Children love to play.

In fact, play is a child’s “work,” and as they play, they learn.

Albert Einstein noted that play is “the highest form of research.”

Watch young children at play, and you will be delighted by their tremendous energy, unbridled curiosity, and joy.

This is why Carden Hall has made play an integral part of each child’s daily schedule in our Pre-K program.

In the early years, your child is going through a unique and wonderful time in life.

It is not in a competitive race against other children nor is it a rehearsal for adulthood.


It is a time when natural curiosity moves children to explore new knowledge about their world.
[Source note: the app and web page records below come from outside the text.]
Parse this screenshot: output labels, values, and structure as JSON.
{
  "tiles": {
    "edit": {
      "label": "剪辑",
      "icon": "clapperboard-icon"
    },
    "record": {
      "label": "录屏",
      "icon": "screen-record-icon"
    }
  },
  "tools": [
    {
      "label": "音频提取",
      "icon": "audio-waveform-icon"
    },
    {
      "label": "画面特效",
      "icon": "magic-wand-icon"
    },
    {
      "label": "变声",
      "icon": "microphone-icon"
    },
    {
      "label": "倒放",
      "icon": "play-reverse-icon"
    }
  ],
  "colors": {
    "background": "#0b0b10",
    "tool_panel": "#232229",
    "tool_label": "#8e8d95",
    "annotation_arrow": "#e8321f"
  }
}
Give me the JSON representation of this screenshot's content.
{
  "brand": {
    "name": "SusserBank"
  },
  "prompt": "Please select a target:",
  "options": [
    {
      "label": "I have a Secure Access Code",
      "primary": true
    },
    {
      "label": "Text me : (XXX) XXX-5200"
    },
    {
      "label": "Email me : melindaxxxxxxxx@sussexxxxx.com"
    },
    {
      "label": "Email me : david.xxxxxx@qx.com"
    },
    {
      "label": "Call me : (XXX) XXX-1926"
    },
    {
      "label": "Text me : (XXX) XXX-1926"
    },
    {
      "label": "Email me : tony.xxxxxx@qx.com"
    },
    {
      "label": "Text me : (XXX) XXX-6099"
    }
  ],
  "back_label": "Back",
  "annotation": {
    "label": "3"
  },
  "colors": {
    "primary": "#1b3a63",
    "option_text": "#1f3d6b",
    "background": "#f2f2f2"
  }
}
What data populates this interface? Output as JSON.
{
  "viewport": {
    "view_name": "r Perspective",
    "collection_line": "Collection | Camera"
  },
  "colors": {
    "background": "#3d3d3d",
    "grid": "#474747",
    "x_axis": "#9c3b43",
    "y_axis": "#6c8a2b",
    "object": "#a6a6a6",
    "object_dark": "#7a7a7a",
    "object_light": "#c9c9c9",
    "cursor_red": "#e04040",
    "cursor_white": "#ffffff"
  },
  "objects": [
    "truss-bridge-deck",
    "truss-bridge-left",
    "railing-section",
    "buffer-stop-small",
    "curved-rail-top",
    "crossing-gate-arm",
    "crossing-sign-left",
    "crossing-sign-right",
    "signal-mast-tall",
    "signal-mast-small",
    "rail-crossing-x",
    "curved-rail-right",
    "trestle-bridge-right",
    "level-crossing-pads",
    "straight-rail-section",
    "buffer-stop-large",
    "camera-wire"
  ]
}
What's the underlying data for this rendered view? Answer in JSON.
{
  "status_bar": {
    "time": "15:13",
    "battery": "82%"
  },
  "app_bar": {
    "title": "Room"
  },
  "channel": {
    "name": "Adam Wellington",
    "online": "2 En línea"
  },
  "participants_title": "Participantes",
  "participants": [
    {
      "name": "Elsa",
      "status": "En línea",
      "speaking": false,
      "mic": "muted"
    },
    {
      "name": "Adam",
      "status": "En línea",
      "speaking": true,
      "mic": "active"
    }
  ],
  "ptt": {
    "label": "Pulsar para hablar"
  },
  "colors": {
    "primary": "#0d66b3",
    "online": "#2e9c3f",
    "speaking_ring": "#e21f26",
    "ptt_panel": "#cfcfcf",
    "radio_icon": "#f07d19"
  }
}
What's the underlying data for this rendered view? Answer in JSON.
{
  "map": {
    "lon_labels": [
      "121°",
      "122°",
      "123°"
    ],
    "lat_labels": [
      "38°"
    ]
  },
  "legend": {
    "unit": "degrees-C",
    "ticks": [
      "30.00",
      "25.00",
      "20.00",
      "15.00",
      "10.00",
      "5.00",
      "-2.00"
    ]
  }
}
This knowledge is gained most naturally through hands-on, child-selected, interest-based play activities.

When children are playing and their attention is focused on self-selected activities, they develop a passion for learning.

When you give children the ability to make their own choices, to engage with other children, and to spend time amusing themselves on their own without a screen, they learn so much about themselves, their capabilities, and the workings of the world around them.


Not only does play provide context for thinking, building knowledge, solving problems, and increasing social skills, it also helps your child to integrate emotional experiences and internalize guidance from the teachers.

According to Rae Pica, in her book What If Everybody Understood Childhood Development, there are many additional benefits to children when their school values play as an integral part of a child’s daily schedule:

  • Cooperative play is conducive to emotional health.
  • Play encourages children to find new ways of relating to one another and enhances the ability to share, cooperate, negotiate, compromise, make and revise rules, and take on the perspective of others.
  • Play provides opportunities for children to meet and solve problems while expressing their thoughts and feelings.
  • While playing, children learn to cooperate with others, to persevere, to practice self-regulation, and to develop feelings of empathy toward others.
  • Play encourages children to see that in any given situation there is more than one “right” answer, which encourages divergent problem-solving.
  • When children play together, at an activity of their choice, it promotes language and literacy development.
  • Playing with others prompts children to collaborate and to compromise as they share ideas, decide what activities to pursue, and agree upon the best strategy to accomplish their goals.

At Carden Hall, we firmly believe that play in early childhood is a fundamental part of the learning process and is the one of the best tools to ensure that your child benefits from later academic instruction.

This is why we built a brand new natural play area for our Pre-K program that includes a fort, rocks for climbing, an arroyo, and bridges.

If you are interested in Carden Hall’s Pre-K program, please call us at 949-645-1773 or click here to schedule a tour.